My plan would end the permit giveaway and provide everyone an equal chance of earning a permit. Given what I know about your dad's past hunting activities, he'd be pretty much guaranteed a permit under this new law too. So don't worry about that.
Here's the Medred plan:
Tie state hunting permits to predator kills in any area where the Alaska Board of Game decides wolf or bear numbers need to be reduced.
Make it a requirement that to qualify for a Nelchina subsistence caribou permit, or a Fortymile registration caribou permit, or a Yentna drainage subsistence moose permit, or any of the other subsistence or registration permits handed out in areas where excess predation is deemed a problem, a hunter has to document that he or she killed a wolf or bear or maybe both in that area in the 12 months previous.
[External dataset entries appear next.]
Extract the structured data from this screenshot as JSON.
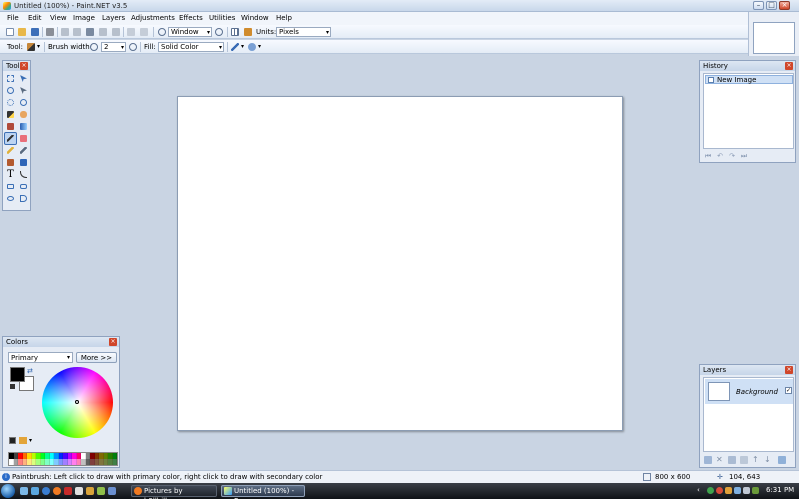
{
  "window": {
    "title": "Untitled (100%) - Paint.NET v3.5"
  },
  "menu": [
    "File",
    "Edit",
    "View",
    "Image",
    "Layers",
    "Adjustments",
    "Effects",
    "Utilities",
    "Window",
    "Help"
  ],
  "toolbar": {
    "zoom_value": "Window",
    "units_label": "Units:",
    "units_value": "Pixels",
    "tool_label": "Tool:",
    "brush_width_label": "Brush width:",
    "brush_width_value": "2",
    "fill_label": "Fill:",
    "fill_value": "Solid Color"
  },
  "panels": {
    "tools_title": "Tools",
    "history_title": "History",
    "history_items": [
      "New Image"
    ],
    "colors_title": "Colors",
    "colors_mode": "Primary",
    "more_button": "More >>",
    "layers_title": "Layers",
    "layers": [
      {
        "name": "Background",
        "visible": true
      }
    ]
  },
  "colors": {
    "primary": "#000000",
    "secondary": "#ffffff",
    "palette": [
      "#000000",
      "#404040",
      "#ff0000",
      "#ff6a00",
      "#ffd800",
      "#b6ff00",
      "#4cff00",
      "#00ff21",
      "#00ff90",
      "#00ffff",
      "#0094ff",
      "#0026ff",
      "#4800ff",
      "#b200ff",
      "#ff00dc",
      "#ff006e",
      "#ffffff",
      "#808080",
      "#7f0000",
      "#7f3300",
      "#7f6a00",
      "#5b7f00",
      "#267f00",
      "#007f0e",
      "#ffffff",
      "#a0a0a0",
      "#ff7f7f",
      "#ffb27f",
      "#ffe97f",
      "#daff7f",
      "#a5ff7f",
      "#7fff8e",
      "#7fffc5",
      "#7fffff",
      "#7fc9ff",
      "#7f92ff",
      "#a17fff",
      "#d67fff",
      "#ff7fed",
      "#ff7fb6",
      "#c0c0c0",
      "#606060",
      "#7f3f3f",
      "#7f593f",
      "#7f743f",
      "#6d7f3f",
      "#527f3f",
      "#3f7f47"
    ]
  },
  "status": {
    "message": "Paintbrush: Left click to draw with primary color, right click to draw with secondary color",
    "image_size": "800 x 600",
    "cursor_pos": "104, 643"
  },
  "taskbar": {
    "items": [
      "Pictures by h3llbillyn...",
      "Untitled (100%) - Pa..."
    ],
    "clock": "6:31 PM"
  }
}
Yes, I know, this would cause a lot of grumbling from some of those existing Tier II subsistence permits holders in Anchorage who think they are owed a Nelchina caribou because they've lived here a long time and have earned a longevity-bonus right to drive their four-wheeler into position to shoot one somewhere back off the Denali or Glenn highways. Then load it up to drive back to their RV to drive home.
I'm sure they'd object to being required to engage in the work necessary to kill a wolf or bear in Game Management Unit 13, but as our last conservative president used to note, many things are "hard work."
And when it comes to hunting, that is the way it should be.
The experience is measured in the effort and the time spent engaged with nature, or it ought to be. For those people to whom hunting is only about shooting things, well, they can go to the rifle range and shoot things.
A predator control system that ties subsistence permits to the field time needed to kill a bear or wolf -- a task usually more difficult than potting a caribou along the Denali Highway -- would likely cost lazy people their permits, but it would reward the people who are out there often enough to at least understand the meaning of the term "subsistence lifestyle."
More than that, though, a program that requires people to earn permits by killing predators could help get rid of costly state predator control programs and put an end to this liberal nonsense that we need government to fix every problem.
I don't think that's necessary. Do you?
OK, maybe you and the legislature could boost the oil taxes a bit more to raise some money to subsidize ammunition for people willing to earn their moose or caribou permits under the Medred plan.
But if that's too mavericky to get done, well hell, I'll buy my own ammo.
Find Craig Medred online at adn.com/contact/cmedred or call 257-4588.